Researchers Don’t Have a Solid Reason for Why we Cry

There are many theories circulating around about why we cry, but some scientists suggest that we evolved to cry as a distress signal. However, we cry without making any noise at all, not even a yelp! Bylsma explained that as humans develop over time, the things we’ve evolved to have can have multiple purposes. She said that “crying is a way to elicit support from others during times of distress.” Which explains why babies cry to get the attention of their parents, while adults might cry to elicit the sympathy of a friend or loved one. In an argument, crying is like a trigger to resolve an issue faster. After all, how could you get mad at somebody when they’re crying?

Women do cry more often than men, and the gender difference may be cultural

On estimate, women cry 5.3 times a month while men cry only 1.4 times a month. Furthermore, the average sob session for a woman is six minutes, versus the two to four minutes for a man. In one of her papers, Bylsma wrote, ”The amount of gender difference in crying also seems to vary with specific country characteristics. Surprisingly, in Western cultures with greater freedom and equal treatment for women, women cry more often than in more traditional cultures, whereas [the] differences between men in different cultures are less substantial…this insight strongly challenges the notion that crying is just an involuntary, reflex-like symptom, resulting from specific feelings.”

Crocodile Tears are Real

As written by one University of Florida researcher, Kent Vliet, in 2007, crocodiles do cry! But not because they’re sad. While studying several crocodiles, Vliet noted that five of them seemed to tear up while eating. In a statement, he said that it definitely wasn’t because they were grieving, because “when crocodiles take something in their mouth, they mean it.” The founder of Crocodilian.com, Adam Britton spoke to National Geographic and said, “Crocodiles appear to produce tears all the time. Their function is– like our own eyes– to lubricate the eye. This may be even more relevant for crocodiles because they have a third eyelid.”

Some people cry more than others, but why?

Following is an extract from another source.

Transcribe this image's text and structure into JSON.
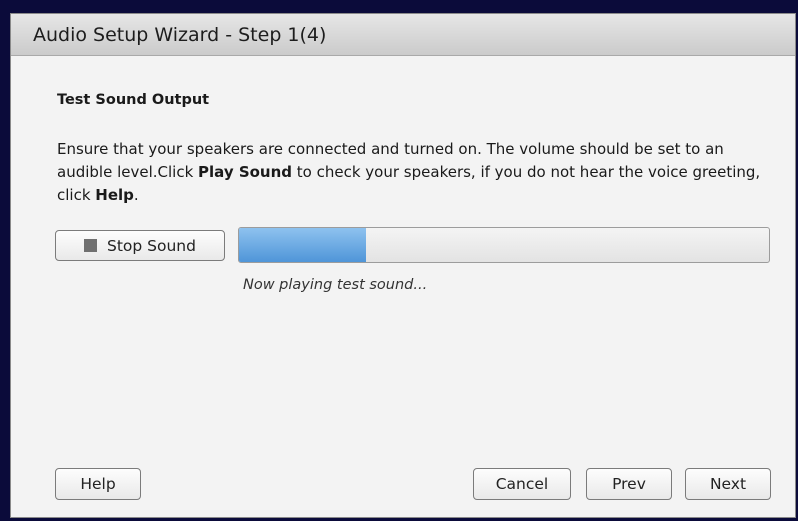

As reported by WebMD, people who have a trauma, those who are anxious, extroverted, or empathetic are more likely to cry. But it might just come down to individual personality differences. For instance, some people ignore or just aren’t as fazed at things that might cause the regular person to break out in tears.

There is “good” crying

In many of Bylsma’s papers, she describes the psychological relief through the open expression of emotions, also known as catharsis. Depending on the social situation, how good you feel after crying can differentiate. For example, if a person was crying in a comfortable situation, they would feel much better afterward. But if someone was trying to hold in tears in a place where they felt embarrassed and vulnerable, the effect would be just the opposite. There are also suggestions that emotional tears, which we know are different from basal and reflex tears, contain stress hormones that your body can release when you cry. Other scientists suggest that when you cry, your body releases endorphins that make you feel good. These are the same kind of endorphins released when you exercise or laugh.

Happy tears aren’t very different from sad ones

There’s not much of a difference between happy and sad crying since crying is just a period of intense emotional release. Bylsma explains one theory, where the body returns to a state of homeostasis after being overly aroused—whether negatively or positively. Right after that peak of arousal, crying can help the body return from that period to one of normal functioning.

Although these facts won’t change much about how you think about tears, it doesn’t hurt to know more about them. After all, learning new things is a way to learn more about yourself, and the world around you!